"Methadone doesn't really treat the substance-abuse problem, but just prevents [the patients] from having withdrawal problems," he said. "Other activities treat the substance-abuse problem."
That's been the case for Kimble, who said he was "a mess" before he came to the clinic. "I just couldn't get myself together," he said.
Kimble, who has been attending for more than a year, said his favorite aspect of the group is the interaction with the rest of the class.
"I enjoy it. I look forward to it," he said as he painted a tropical beach scene with a deep-purple sky.
In fact, the group members enjoy it so much that last year they got together and successfully lobbied the staff to lengthen the sessions from one hour to 90 minutes.
"We'd actually like to extend it even longer," said Kimble, who drives in from his Pasadena home. "I wouldn't mind if it was a couple days a week."
"It's kind of like hanging out with a bunch of friends," said Garry Seals, 32, who on a recent day was painting concentric circles in shades of blue. "I'd be comfortable discussing just about anything that's going on with me with the people here."
The art of learning
The patients' efforts are further rewarded with artwork displays.
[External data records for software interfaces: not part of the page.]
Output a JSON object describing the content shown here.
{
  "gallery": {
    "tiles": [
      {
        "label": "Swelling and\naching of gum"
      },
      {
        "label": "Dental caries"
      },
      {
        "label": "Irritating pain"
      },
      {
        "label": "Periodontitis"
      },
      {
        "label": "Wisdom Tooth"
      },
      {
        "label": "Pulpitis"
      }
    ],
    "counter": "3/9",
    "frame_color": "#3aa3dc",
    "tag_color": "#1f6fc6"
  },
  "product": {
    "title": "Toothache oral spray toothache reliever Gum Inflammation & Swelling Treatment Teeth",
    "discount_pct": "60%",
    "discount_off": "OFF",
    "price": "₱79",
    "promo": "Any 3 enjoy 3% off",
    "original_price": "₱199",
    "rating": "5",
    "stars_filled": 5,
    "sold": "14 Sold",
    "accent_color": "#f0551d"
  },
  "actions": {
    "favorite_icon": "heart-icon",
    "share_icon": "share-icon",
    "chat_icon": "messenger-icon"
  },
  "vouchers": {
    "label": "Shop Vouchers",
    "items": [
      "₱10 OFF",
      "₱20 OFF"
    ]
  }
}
In a public show held one day last month, visitors could view the patients' creations, including tie-dye, hand-tinted photos, decoupage, homemade Christmas ornaments and cigar boxes with collages. The works are still on display in the clinic building.
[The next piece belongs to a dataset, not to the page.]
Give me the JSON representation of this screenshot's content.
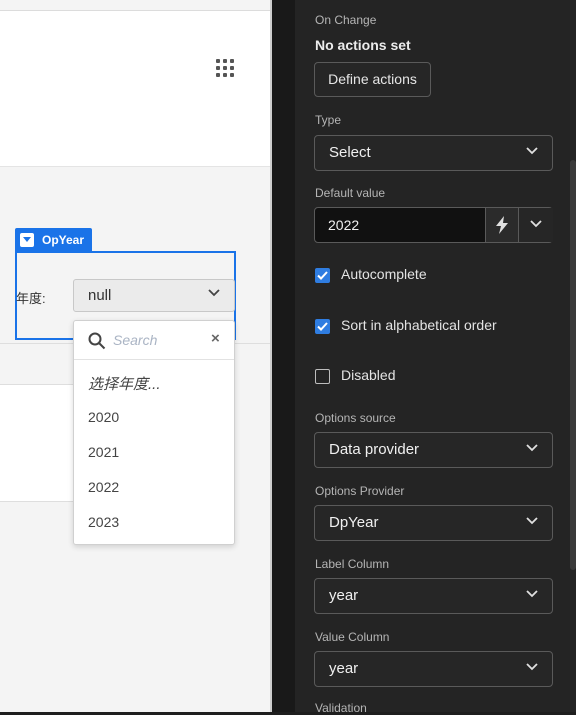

After each new art project, Brown issues written questions for the patients to use in evaluating themselves and reflecting on their feelings about doing the artwork. They considered, for example, whether a finger-painting stint was more freeing or frustrating.
"The art group is just an extension of helping them with other issues in their life," Brown said. "We do see patients progress from coming to the art group."
Dorsey said he saw such progression in the attitude and sociability of the patients. "Sometimes when they've been in the art group, we start noticing things, like they start speaking," he said. "They tend to smile, whereas before they didn't."
While encouraging social interaction, the art group also offers mental relief, according to patients and staff.
"It's hard coming off an addiction," Slabaugh said. "You're not used to sitting down and keeping your mind occupied on one task." But the art group promotes that, she said.
And other patients said the class was one place where they didn't have to sit around and talk about themselves for a length of time.
"It brings my thoughts together so I can focus on something instead of being all over the place," Kimble said. "It's very therapeutic."